Instructions for the task:
The answer should consist of each line from the data below that includes "screenshot".

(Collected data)

━━━━━━

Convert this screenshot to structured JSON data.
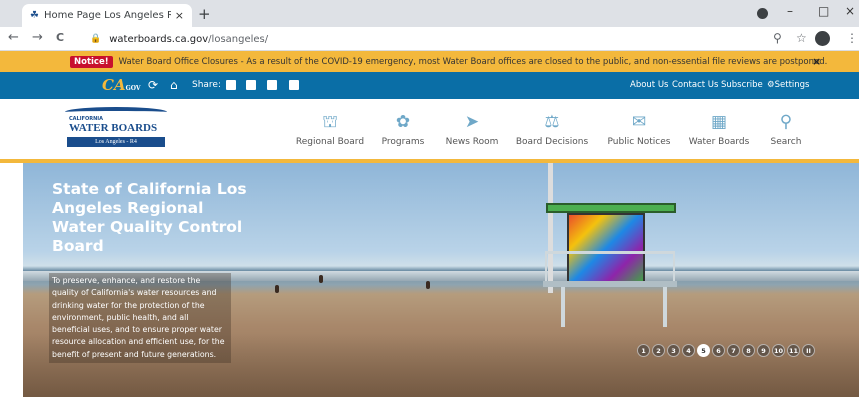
{
  "browser": {
    "tab_title": "Home Page Los Angeles Regiona",
    "tab_close": "×",
    "new_tab": "+",
    "window_controls": [
      "–",
      "□",
      "×"
    ],
    "nav": {
      "back": "←",
      "forward": "→",
      "reload": "C"
    },
    "url_host": "waterboards.ca.gov",
    "url_path": "/losangeles/",
    "toolbar_icons": [
      "zoom-icon",
      "star-icon",
      "profile-icon",
      "menu-icon"
    ]
  },
  "notice": {
    "badge": "Notice!",
    "text": "Water Board Office Closures - As a result of the COVID-19 emergency, most Water Board offices are closed to the public, and non-essential file reviews are postponed.",
    "close": "×"
  },
  "utility": {
    "ca_logo": "CA",
    "ca_logo_sub": "GOV",
    "share_label": "Share:",
    "links": [
      "About Us",
      "Contact Us",
      "Subscribe",
      "Settings"
    ]
  },
  "logo": {
    "line1": "CALIFORNIA",
    "line2": "WATER BOARDS",
    "line3": "Los Angeles - R4"
  },
  "nav": [
    {
      "label": "Regional Board",
      "icon": "building-icon"
    },
    {
      "label": "Programs",
      "icon": "leaf-icon"
    },
    {
      "label": "News Room",
      "icon": "megaphone-icon"
    },
    {
      "label": "Board Decisions",
      "icon": "scales-icon"
    },
    {
      "label": "Public Notices",
      "icon": "speech-bubble-icon"
    },
    {
      "label": "Water Boards",
      "icon": "city-icon"
    },
    {
      "label": "Search",
      "icon": "search-icon"
    }
  ],
  "hero": {
    "title": "State of California Los Angeles Regional Water Quality Control Board",
    "description": "To preserve, enhance, and restore the quality of California's water resources and drinking water for the protection of the environment, public health, and all beneficial uses, and to ensure proper water resource allocation and efficient use, for the benefit of present and future generations."
  },
  "pager": {
    "pages": [
      "1",
      "2",
      "3",
      "4",
      "5",
      "6",
      "7",
      "8",
      "9",
      "10",
      "11",
      "II"
    ],
    "active": 4
  },
  "colors": {
    "notice": "#f3b83c",
    "utility": "#0a6ea6",
    "brand": "#1a4d8c",
    "nav_icon": "#6fa8c8"
  }
}
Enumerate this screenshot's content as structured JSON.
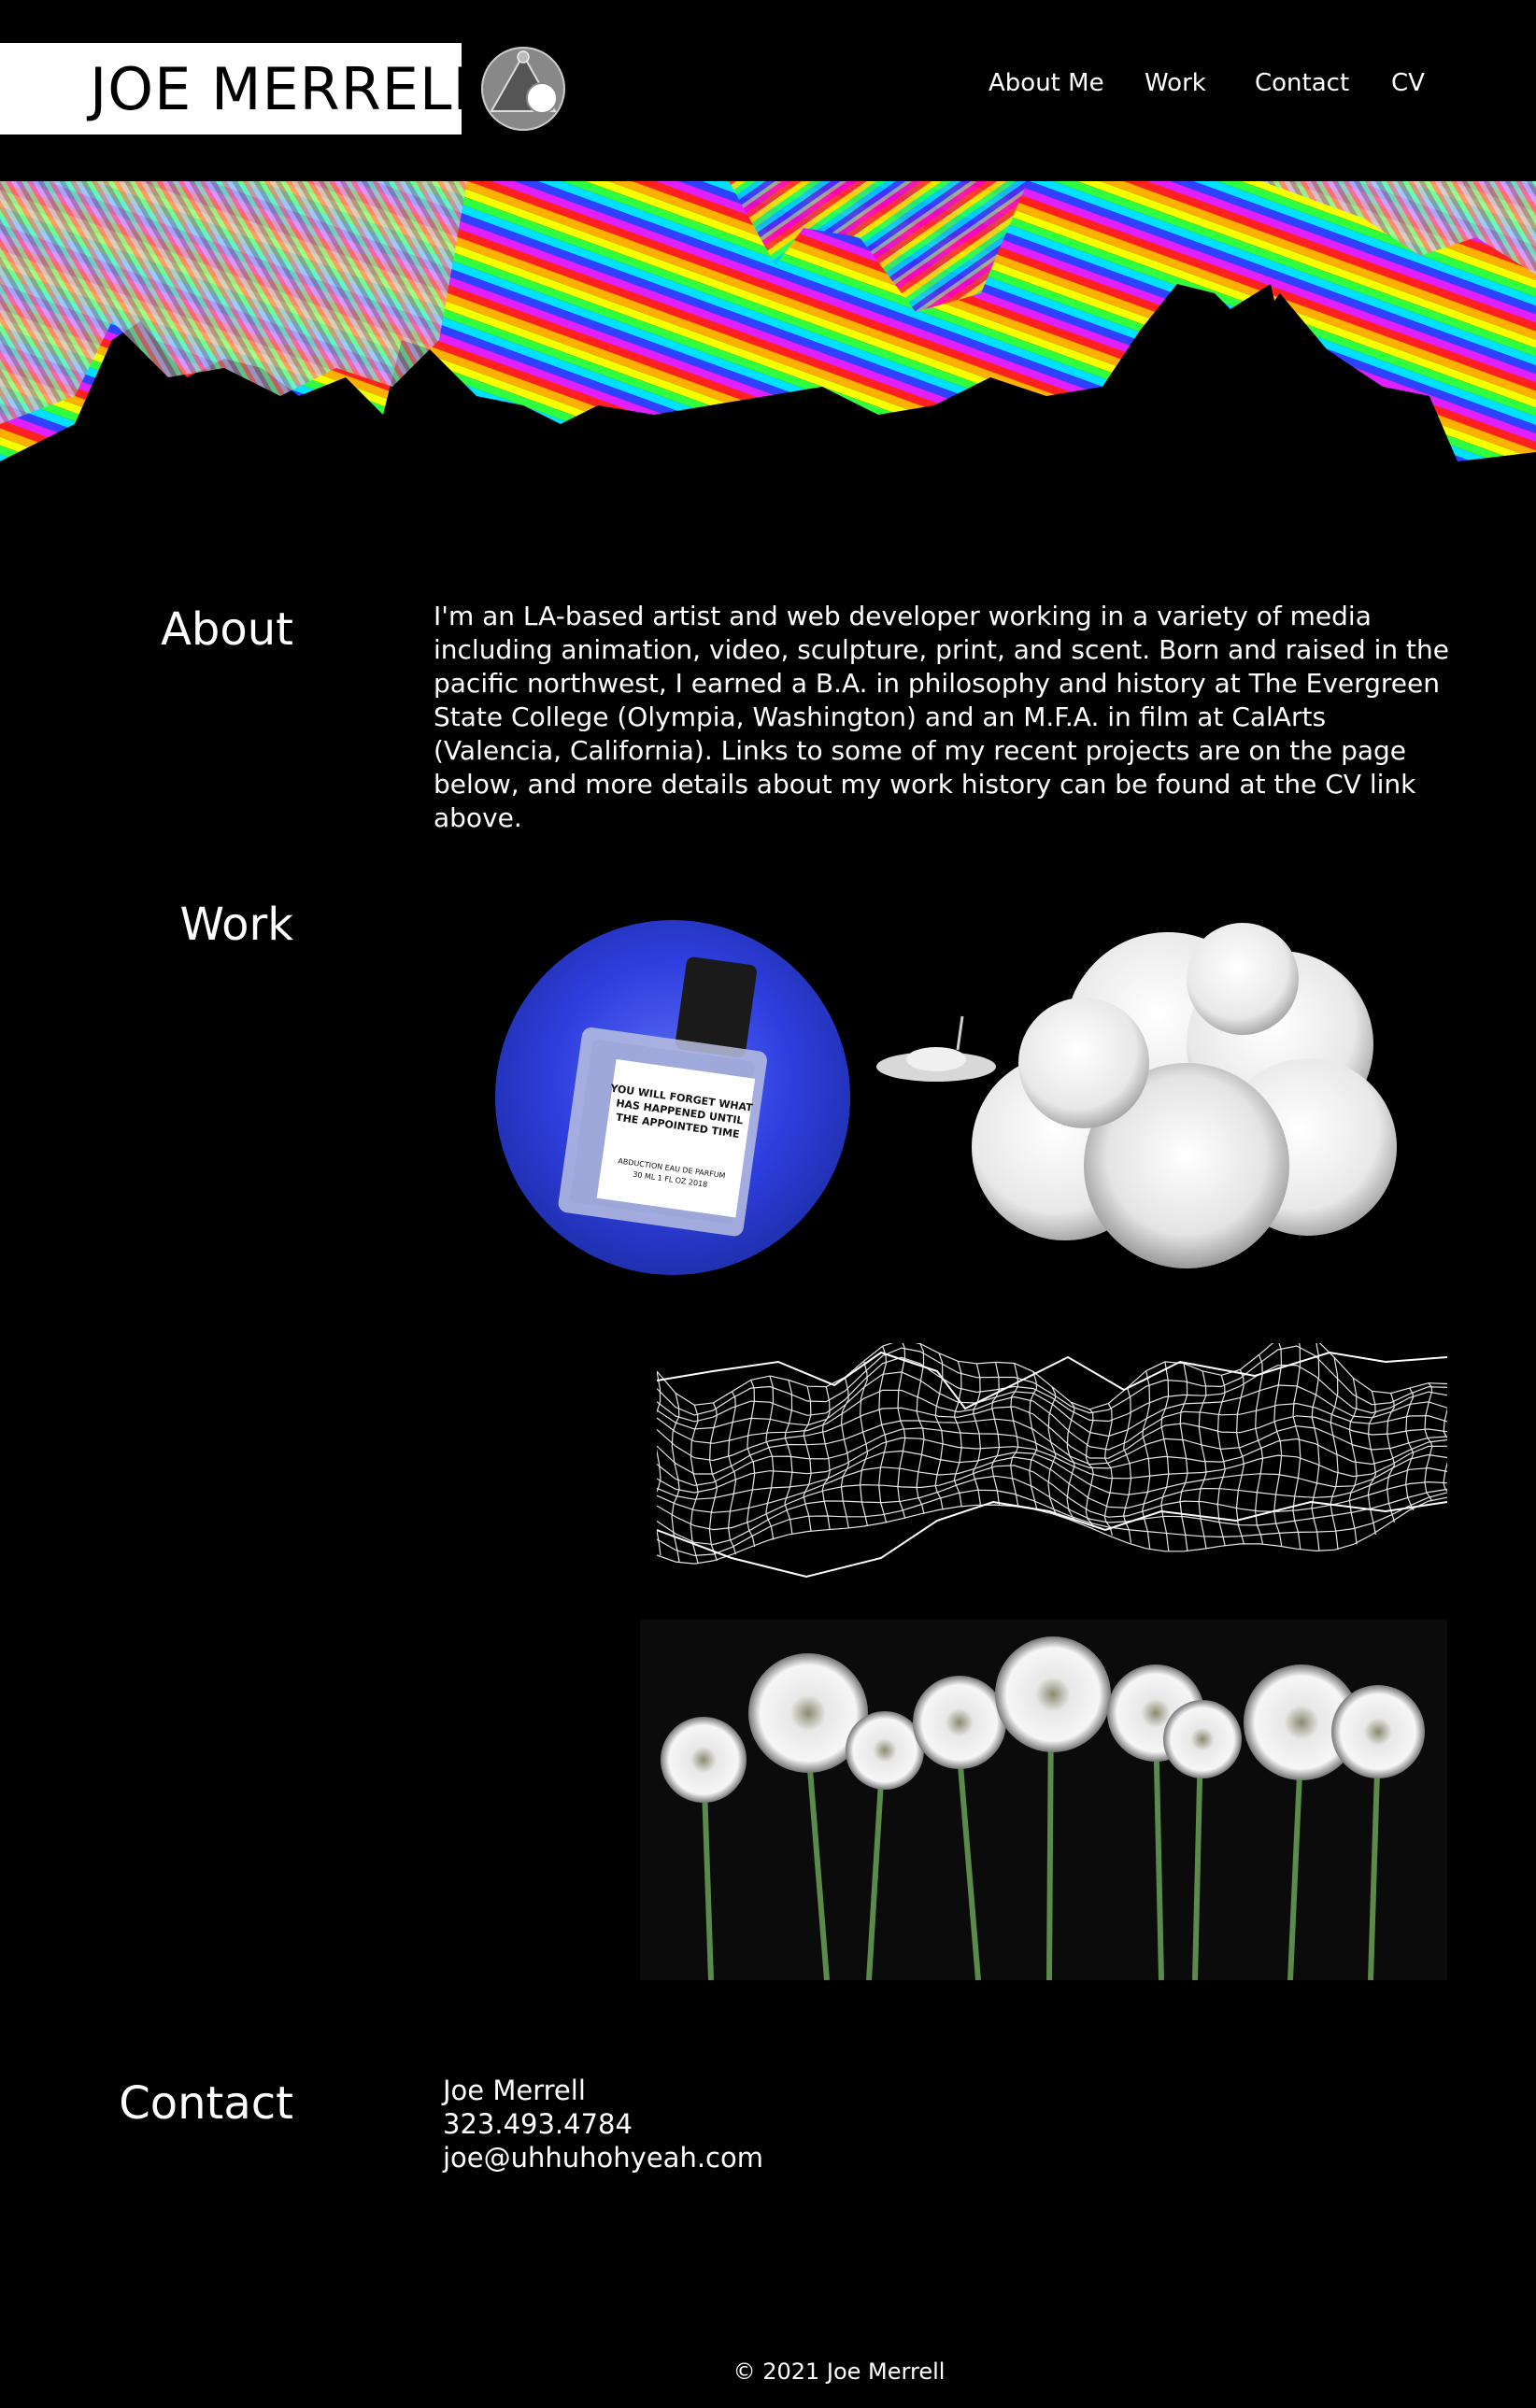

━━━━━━

Response area:
Convert this screenshot to structured JSON data.
Enumerate this screenshot's content as structured JSON.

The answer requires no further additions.